__Assigned task__
Set down all of the data exactly as it appears.

(Web page and app entries)
··········

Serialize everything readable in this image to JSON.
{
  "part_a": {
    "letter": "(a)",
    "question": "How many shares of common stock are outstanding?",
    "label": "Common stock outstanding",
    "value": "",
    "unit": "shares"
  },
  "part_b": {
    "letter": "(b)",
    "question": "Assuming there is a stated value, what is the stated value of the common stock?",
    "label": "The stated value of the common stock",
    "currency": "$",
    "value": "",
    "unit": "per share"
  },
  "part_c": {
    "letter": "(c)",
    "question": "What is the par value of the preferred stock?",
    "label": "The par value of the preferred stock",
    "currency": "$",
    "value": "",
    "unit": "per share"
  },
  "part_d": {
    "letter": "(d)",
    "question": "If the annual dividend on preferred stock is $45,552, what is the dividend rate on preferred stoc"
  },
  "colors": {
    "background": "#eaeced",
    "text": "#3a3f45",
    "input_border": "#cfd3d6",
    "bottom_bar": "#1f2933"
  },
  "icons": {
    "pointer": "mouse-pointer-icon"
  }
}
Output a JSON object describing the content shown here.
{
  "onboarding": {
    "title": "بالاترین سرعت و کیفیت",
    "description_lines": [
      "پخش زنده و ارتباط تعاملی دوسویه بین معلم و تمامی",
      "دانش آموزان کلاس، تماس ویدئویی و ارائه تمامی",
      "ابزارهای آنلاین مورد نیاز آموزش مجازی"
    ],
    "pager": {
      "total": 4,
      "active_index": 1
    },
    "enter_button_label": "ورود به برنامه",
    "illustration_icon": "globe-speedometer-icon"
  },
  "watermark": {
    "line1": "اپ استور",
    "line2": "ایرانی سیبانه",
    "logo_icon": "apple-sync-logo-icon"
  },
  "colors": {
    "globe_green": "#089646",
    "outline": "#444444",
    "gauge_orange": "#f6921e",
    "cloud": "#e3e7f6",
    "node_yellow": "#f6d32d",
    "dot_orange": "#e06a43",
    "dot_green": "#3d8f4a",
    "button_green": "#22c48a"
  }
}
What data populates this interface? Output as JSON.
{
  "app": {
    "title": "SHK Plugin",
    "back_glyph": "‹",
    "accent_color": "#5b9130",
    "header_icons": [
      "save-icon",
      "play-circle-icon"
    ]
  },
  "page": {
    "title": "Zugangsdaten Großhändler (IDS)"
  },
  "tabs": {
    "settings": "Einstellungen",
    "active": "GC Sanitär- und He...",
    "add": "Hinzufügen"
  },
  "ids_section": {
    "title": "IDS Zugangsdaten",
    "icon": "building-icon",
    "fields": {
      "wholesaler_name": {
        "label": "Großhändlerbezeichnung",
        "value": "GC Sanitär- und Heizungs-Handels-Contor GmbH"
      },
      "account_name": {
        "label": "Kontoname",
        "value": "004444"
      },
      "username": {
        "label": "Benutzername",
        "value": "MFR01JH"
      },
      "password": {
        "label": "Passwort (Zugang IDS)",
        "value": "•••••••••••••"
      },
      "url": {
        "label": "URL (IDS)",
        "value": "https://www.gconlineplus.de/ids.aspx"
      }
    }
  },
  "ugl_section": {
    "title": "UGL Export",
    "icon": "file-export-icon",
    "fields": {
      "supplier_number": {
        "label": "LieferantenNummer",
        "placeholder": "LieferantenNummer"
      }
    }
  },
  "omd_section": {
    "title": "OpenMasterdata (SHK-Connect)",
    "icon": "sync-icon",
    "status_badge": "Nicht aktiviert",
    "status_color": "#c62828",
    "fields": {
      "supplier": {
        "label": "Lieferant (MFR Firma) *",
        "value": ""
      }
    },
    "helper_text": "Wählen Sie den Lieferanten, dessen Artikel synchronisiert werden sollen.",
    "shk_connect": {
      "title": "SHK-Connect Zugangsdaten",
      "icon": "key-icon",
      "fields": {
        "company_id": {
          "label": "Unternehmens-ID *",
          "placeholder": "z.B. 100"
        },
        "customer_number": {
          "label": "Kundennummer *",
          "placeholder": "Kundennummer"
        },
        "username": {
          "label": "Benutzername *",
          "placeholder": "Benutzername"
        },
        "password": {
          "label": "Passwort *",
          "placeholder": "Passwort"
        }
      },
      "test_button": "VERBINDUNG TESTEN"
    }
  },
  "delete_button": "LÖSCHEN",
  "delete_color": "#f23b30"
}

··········

__Response to the task__
Serialize everything readable in this image to JSON.
{
  "part_a": {
    "letter": "(a)",
    "question": "How many shares of common stock are outstanding?",
    "label": "Common stock outstanding",
    "value": "",
    "unit": "shares"
  },
  "part_b": {
    "letter": "(b)",
    "question": "Assuming there is a stated value, what is the stated value of the common stock?",
    "label": "The stated value of the common stock",
    "currency": "$",
    "value": "",
    "unit": "per share"
  },
  "part_c": {
    "letter": "(c)",
    "question": "What is the par value of the preferred stock?",
    "label": "The par value of the preferred stock",
    "currency": "$",
    "value": "",
    "unit": "per share"
  },
  "part_d": {
    "letter": "(d)",
    "question": "If the annual dividend on preferred stock is $45,552, what is the dividend rate on preferred stoc"
  },
  "colors": {
    "background": "#eaeced",
    "text": "#3a3f45",
    "input_border": "#cfd3d6",
    "bottom_bar": "#1f2933"
  },
  "icons": {
    "pointer": "mouse-pointer-icon"
  }
}
Output a JSON object describing the content shown here.
{
  "onboarding": {
    "title": "بالاترین سرعت و کیفیت",
    "description_lines": [
      "پخش زنده و ارتباط تعاملی دوسویه بین معلم و تمامی",
      "دانش آموزان کلاس، تماس ویدئویی و ارائه تمامی",
      "ابزارهای آنلاین مورد نیاز آموزش مجازی"
    ],
    "pager": {
      "total": 4,
      "active_index": 1
    },
    "enter_button_label": "ورود به برنامه",
    "illustration_icon": "globe-speedometer-icon"
  },
  "watermark": {
    "line1": "اپ استور",
    "line2": "ایرانی سیبانه",
    "logo_icon": "apple-sync-logo-icon"
  },
  "colors": {
    "globe_green": "#089646",
    "outline": "#444444",
    "gauge_orange": "#f6921e",
    "cloud": "#e3e7f6",
    "node_yellow": "#f6d32d",
    "dot_orange": "#e06a43",
    "dot_green": "#3d8f4a",
    "button_green": "#22c48a"
  }
}
What data populates this interface? Output as JSON.
{
  "app": {
    "title": "SHK Plugin",
    "back_glyph": "‹",
    "accent_color": "#5b9130",
    "header_icons": [
      "save-icon",
      "play-circle-icon"
    ]
  },
  "page": {
    "title": "Zugangsdaten Großhändler (IDS)"
  },
  "tabs": {
    "settings": "Einstellungen",
    "active": "GC Sanitär- und He...",
    "add": "Hinzufügen"
  },
  "ids_section": {
    "title": "IDS Zugangsdaten",
    "icon": "building-icon",
    "fields": {
      "wholesaler_name": {
        "label": "Großhändlerbezeichnung",
        "value": "GC Sanitär- und Heizungs-Handels-Contor GmbH"
      },
      "account_name": {
        "label": "Kontoname",
        "value": "004444"
      },
      "username": {
        "label": "Benutzername",
        "value": "MFR01JH"
      },
      "password": {
        "label": "Passwort (Zugang IDS)",
        "value": "•••••••••••••"
      },
      "url": {
        "label": "URL (IDS)",
        "value": "https://www.gconlineplus.de/ids.aspx"
      }
    }
  },
  "ugl_section": {
    "title": "UGL Export",
    "icon": "file-export-icon",
    "fields": {
      "supplier_number": {
        "label": "LieferantenNummer",
        "placeholder": "LieferantenNummer"
      }
    }
  },
  "omd_section": {
    "title": "OpenMasterdata (SHK-Connect)",
    "icon": "sync-icon",
    "status_badge": "Nicht aktiviert",
    "status_color": "#c62828",
    "fields": {
      "supplier": {
        "label": "Lieferant (MFR Firma) *",
        "value": ""
      }
    },
    "helper_text": "Wählen Sie den Lieferanten, dessen Artikel synchronisiert werden sollen.",
    "shk_connect": {
      "title": "SHK-Connect Zugangsdaten",
      "icon": "key-icon",
      "fields": {
        "company_id": {
          "label": "Unternehmens-ID *",
          "placeholder": "z.B. 100"
        },
        "customer_number": {
          "label": "Kundennummer *",
          "placeholder": "Kundennummer"
        },
        "username": {
          "label": "Benutzername *",
          "placeholder": "Benutzername"
        },
        "password": {
          "label": "Passwort *",
          "placeholder": "Passwort"
        }
      },
      "test_button": "VERBINDUNG TESTEN"
    }
  },
  "delete_button": "LÖSCHEN",
  "delete_color": "#f23b30"
}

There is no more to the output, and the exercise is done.